Monday, February 2, 2009

A day of deep joy...

How I love sysadmining while surrounded by morons. Today's a prime example. We have an accountancy application which is, like most of these things, just about OK when used in the environment which it was designed for. Local domain, fat client, normal, networked printer. Even then, it's needed a fair bit of tweaking to get it right - it prints from an environment variable, for example, because thats the way it does it. It's one of them.

Someone tried to put it on citrix and we had a nightmare with it. We couldn't get it to print properly at all, despite the application vendor's being on site for a couple of days and dialling in god knows how many times. So I made sure that the people who needed to use it got full-fat clients, quick sharp. Everyone happy.

Except some genius has decided that it would be just too great for someone at a related institute across town to be able to dial into our accounting application through citrix. And our interface to the outside world, I might add, is rubbish. Not in terms of speed, but reliability of service of certain things. We have other people who connect through citrix, for example. Sometimes their printer auto-creation works, sometimes it doesn't. Depends on the wind. Sometimes it takes five minutes to log into NFuse (that's how far behind we are); sometimes, seconds. Reboot router, phone up ISP and complain. Right now, those are our options. So it's not going to work. In a month of Sundays. Even if it did work in the first place, which it doesn't.

Obviously, someone's ego's going to be bruised when it becomes apparent that this is going to have be er, altered.
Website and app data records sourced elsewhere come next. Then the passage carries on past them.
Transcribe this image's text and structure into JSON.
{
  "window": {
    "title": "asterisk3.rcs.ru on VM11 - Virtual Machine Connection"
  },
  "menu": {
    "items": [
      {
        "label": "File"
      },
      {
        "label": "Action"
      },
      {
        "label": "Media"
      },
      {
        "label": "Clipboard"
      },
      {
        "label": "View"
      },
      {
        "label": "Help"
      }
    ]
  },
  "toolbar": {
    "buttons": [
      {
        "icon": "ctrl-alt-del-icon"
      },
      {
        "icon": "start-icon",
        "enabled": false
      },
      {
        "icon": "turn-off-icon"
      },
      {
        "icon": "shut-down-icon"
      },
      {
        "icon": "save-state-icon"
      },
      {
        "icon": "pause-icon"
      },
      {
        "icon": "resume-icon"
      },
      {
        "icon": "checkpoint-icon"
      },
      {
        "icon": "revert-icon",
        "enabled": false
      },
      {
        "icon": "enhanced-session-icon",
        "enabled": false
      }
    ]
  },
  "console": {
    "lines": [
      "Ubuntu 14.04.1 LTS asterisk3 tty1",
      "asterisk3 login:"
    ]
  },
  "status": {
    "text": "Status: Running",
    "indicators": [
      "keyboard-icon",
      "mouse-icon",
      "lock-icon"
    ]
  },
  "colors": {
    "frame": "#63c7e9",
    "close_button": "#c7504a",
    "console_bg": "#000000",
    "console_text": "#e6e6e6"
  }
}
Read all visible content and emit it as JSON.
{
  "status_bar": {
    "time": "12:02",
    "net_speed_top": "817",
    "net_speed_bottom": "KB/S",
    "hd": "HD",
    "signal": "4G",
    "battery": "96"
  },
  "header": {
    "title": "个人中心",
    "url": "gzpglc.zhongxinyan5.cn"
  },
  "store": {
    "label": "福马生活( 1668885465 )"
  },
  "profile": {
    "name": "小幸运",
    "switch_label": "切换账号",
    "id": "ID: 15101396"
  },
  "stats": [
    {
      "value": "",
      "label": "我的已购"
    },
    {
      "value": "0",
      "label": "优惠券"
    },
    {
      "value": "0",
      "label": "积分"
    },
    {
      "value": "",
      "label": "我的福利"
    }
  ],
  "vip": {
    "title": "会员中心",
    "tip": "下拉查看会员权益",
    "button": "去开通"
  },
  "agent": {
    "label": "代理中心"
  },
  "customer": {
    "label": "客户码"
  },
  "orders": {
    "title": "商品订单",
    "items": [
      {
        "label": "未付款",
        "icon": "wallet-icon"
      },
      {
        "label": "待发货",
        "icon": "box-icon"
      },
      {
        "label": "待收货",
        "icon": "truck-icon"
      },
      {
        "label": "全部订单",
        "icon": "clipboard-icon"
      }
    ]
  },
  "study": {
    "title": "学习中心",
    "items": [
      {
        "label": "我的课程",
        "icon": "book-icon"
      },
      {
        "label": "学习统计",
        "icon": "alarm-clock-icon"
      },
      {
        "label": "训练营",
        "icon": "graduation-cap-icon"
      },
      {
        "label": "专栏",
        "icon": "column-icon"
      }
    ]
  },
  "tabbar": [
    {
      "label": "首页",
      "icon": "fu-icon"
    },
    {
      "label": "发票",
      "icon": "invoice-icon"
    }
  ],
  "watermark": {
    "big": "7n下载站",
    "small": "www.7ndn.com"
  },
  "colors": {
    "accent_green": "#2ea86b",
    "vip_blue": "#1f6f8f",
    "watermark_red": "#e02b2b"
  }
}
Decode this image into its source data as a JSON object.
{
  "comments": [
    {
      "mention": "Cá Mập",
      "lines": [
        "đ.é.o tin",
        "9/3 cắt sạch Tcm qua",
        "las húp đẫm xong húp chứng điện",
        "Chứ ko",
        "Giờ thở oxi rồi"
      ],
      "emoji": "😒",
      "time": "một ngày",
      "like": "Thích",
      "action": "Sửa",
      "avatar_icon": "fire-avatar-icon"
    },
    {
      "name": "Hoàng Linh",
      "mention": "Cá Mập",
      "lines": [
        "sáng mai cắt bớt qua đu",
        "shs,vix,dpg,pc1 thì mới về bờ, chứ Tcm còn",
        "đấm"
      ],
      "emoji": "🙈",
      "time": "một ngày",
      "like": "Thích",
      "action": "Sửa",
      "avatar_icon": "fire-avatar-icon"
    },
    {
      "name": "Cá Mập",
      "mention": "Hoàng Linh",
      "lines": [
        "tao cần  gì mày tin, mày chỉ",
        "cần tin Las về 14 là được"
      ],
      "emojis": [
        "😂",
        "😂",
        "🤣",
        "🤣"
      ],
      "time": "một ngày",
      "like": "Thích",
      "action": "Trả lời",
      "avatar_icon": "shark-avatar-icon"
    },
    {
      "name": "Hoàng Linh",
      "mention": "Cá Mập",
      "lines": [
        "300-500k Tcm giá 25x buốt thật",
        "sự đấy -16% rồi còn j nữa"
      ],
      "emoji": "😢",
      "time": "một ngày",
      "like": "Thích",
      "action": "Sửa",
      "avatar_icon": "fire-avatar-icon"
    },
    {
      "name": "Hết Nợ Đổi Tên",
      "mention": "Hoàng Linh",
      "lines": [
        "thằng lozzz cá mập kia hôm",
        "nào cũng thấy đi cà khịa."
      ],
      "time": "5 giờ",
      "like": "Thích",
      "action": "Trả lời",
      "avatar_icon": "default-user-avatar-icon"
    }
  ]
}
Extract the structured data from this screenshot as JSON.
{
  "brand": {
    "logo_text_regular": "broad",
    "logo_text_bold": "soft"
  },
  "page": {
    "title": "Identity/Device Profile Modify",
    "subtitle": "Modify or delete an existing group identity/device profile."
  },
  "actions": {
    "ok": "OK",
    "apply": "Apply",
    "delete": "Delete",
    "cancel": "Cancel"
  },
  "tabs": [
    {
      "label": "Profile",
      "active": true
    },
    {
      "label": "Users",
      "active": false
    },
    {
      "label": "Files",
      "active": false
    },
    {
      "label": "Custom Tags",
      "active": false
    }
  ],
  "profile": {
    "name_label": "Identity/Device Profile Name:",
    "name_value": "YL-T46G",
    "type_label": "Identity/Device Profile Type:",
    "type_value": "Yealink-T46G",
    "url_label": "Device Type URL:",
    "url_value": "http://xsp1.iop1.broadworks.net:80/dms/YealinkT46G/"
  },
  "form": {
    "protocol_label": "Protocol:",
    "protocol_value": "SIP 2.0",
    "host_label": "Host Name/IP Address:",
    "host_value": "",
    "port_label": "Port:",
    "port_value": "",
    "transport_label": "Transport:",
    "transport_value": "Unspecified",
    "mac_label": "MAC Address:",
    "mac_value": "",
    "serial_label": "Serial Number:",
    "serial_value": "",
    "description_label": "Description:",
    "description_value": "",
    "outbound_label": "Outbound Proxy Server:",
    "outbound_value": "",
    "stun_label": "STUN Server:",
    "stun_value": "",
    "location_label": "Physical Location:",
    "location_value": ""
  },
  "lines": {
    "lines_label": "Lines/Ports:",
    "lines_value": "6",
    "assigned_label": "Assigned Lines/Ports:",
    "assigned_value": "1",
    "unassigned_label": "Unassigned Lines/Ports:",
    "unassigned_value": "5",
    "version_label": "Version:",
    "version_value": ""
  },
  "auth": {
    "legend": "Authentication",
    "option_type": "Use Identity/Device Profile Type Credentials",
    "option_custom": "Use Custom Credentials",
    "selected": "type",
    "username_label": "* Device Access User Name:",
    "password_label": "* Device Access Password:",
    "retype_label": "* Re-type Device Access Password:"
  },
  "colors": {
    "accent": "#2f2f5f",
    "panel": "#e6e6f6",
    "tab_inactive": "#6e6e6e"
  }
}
No guesse for who's going to end up wearing it, though. Be nice if I got asked at the start, for once.